Is it just us, or do boxing movies make you want to cheer, cry, and work-out? Not necessarily in that order. From the seemingly unending well of Sylvester Stallone Rocky movies, comes Creed III, starring the fit and fine Michael B. Jordan as Adonis Creed, son of the deceased Apollo Creed played by Carl Weathers in Rocky films I through IV. If you recall, at the end of Creed II, Adonis of course went out on top retaining his World Heavyweight title after defeating the Russian boxer Viktor Drago (Florian Munteanu), son of Ivan Drago famously portrayed by Dolph Lundgren in Rocky IV. It was the elder Drago coincidentally who killed Adonis’ father Apollo in the ring, so Adonis’ defeat of Ivan in front of Rocky was particularly sweet.
When we first see Adonis in Creed III, he’s a content family man and a wealthy businessman. The home life with his beloved Bianca Creed (Tess Thompson) is fulfilling. Her advancing hearing loss has stripped her of her singing career, so she’s turned to writing instead. Adonis seems to have reconciled his conflicting emotions about his daughter’s disability (she was born deaf) and the family unit includes his mother, Mary-Anne Creed (Phylicia Rashad), Apollo’s wife who, despite his affair, took in, raised, and loved Adonis like her own. But not everything is good on the home front. Mamma Creed has had several strokes and Adonis is wary of her deteriorating health, a fact we become privy to when Bianca pours her a glass of wine despite Adonis’ obvious discomfort.
On the business front, Adonis has retired from the ring and is running a boxing gym. He’s training Felix Chavez (Jose Benavidez) and looking for the right opponent against whom Felix can defend his title. Selenis Leyva of the movie Breaking (2022) makes a star turn as the overbearing Laura Chavez, mamma and manager to son Felix.
Enter an unexpected and unwanted reminder of Adonis’ past in the form of Damian Anderson (Jonathan Majors). Who is he? Well, way back when Adonis was a teenager, he and Damian had bonded in the foster care system before he was taken in by Mary-Anne. Adonis rolled with the older Damian, an up-and-coming boxer in his own right, until one night Adonis physically assaulted a group home employee who had harmed the boys. In defense of his younger friend, Damian pulled a gun and as police pulled up, Adonis fled and never looked back.
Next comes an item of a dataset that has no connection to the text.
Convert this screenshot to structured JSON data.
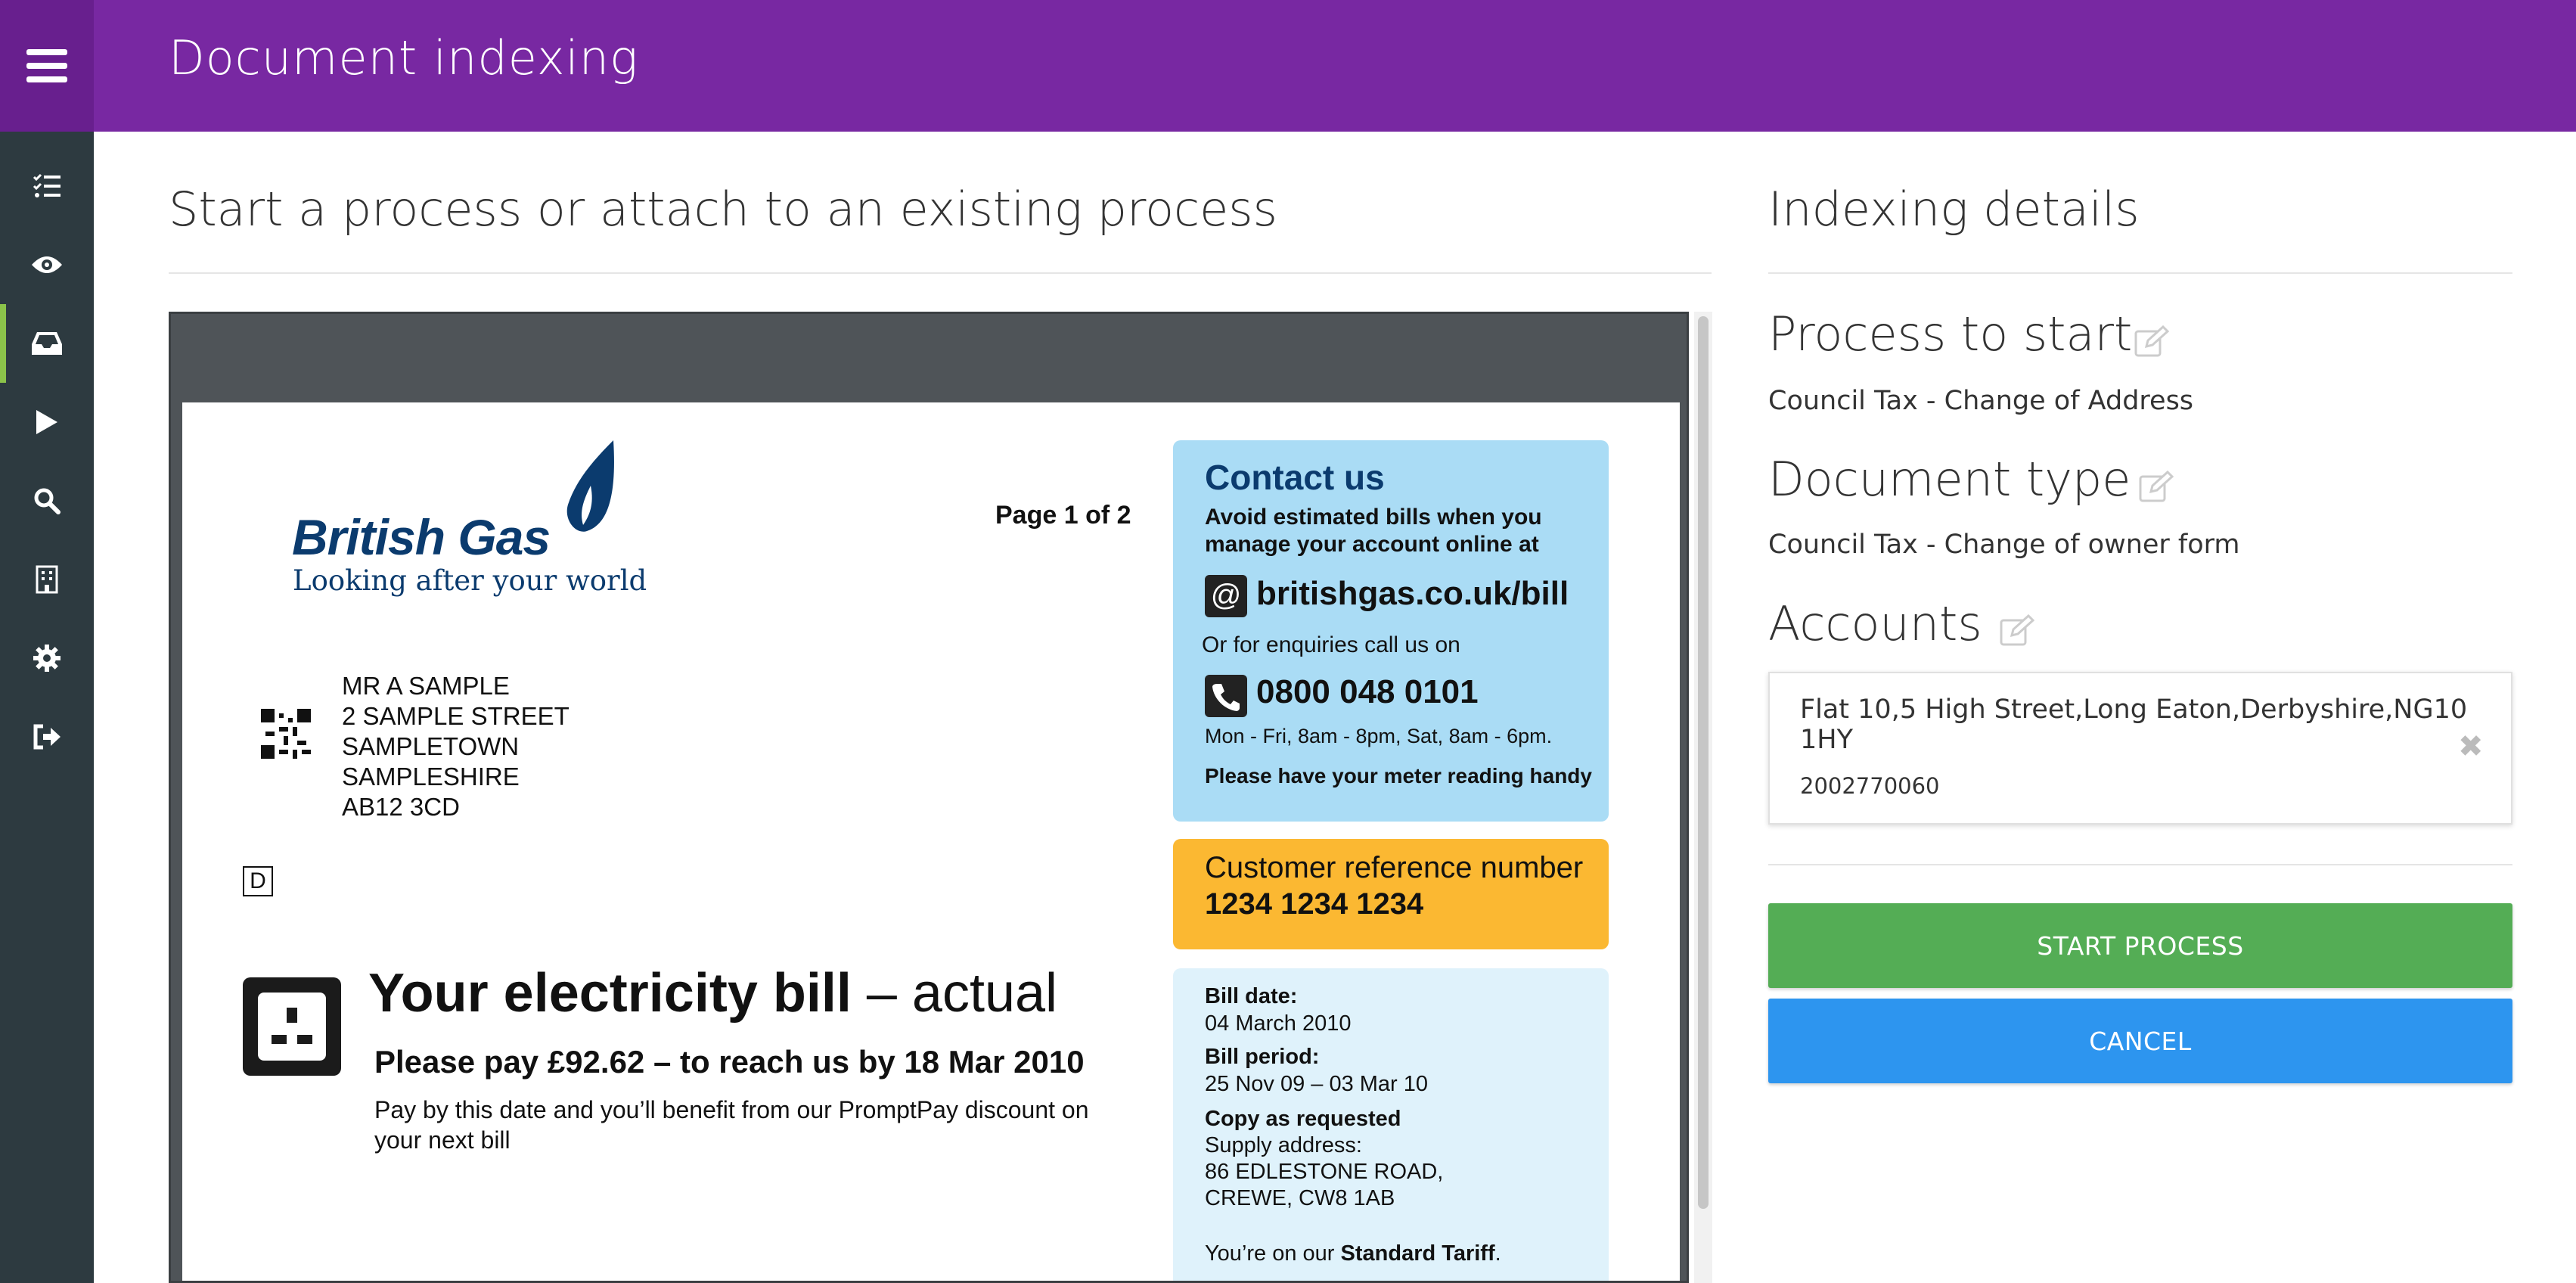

It’s Damian leaning against Adonis’ swank car when he exits his gym one day, Damian now grown like Adonis, but looking slightly beaten down from eighteen years in the joint. As the two reconnect over dinner Adonis clearly feels guilt and perhaps doubt, for the life he now has and the dreams that Damian lost. Damian seems to have been a good friend throughout, never breaking his silence about Adonis’ presence at the scene and writing to him throughout his stretch; letters that were never returned because, as Adonis comes to find out, his mother withheld them from him. When Adonis offers Damian money, he rejects it asking instead for a shot at what he lost, his dream of becoming a champion boxer. Reluctantly and against the wise counsel of the head trainer Tony “Little Duke” Burton (Wood Harris), Damian begins to spar with Chavez eventually earning a title match against him when the chosen opponent, Viktor Drago, is injured prior to the match. Little does Adonis know that the injury was no accident. Damian’s humble demeanour is an act and the façade soon cracks when as champ he boasts about wanting what’s his. Which is what exactly? Well, Adonis’ life!
We don’t have to tell you what happens next, do we? Cue the comeback music and the training sequences. We warned you that boxing movies make you want to go to the gym, didn’t we! Adonis the boxer is back and training hard to handle his business and that would mean in the ring. To put his history with Damian to rest, he must regain the title and his belief in the fact that all that he built was indeed earned and not stolen. Jordan’s directing shines in the fight sequences where the use of the IMAX camera literally captured the beads of sweat blasted from the fighters as punches land on their ripped bodies. But the tenderness of the family moments between a black man and his black wife, mother, and daughter Amara (Mila Davis-Kent) also shows range and heart.
The climax of the film is the fight between Adonis and the newly crowned champion Damian with Bianca and Amara sitting ring side, but someone else is missing. Who wins the title bout? Watch and see!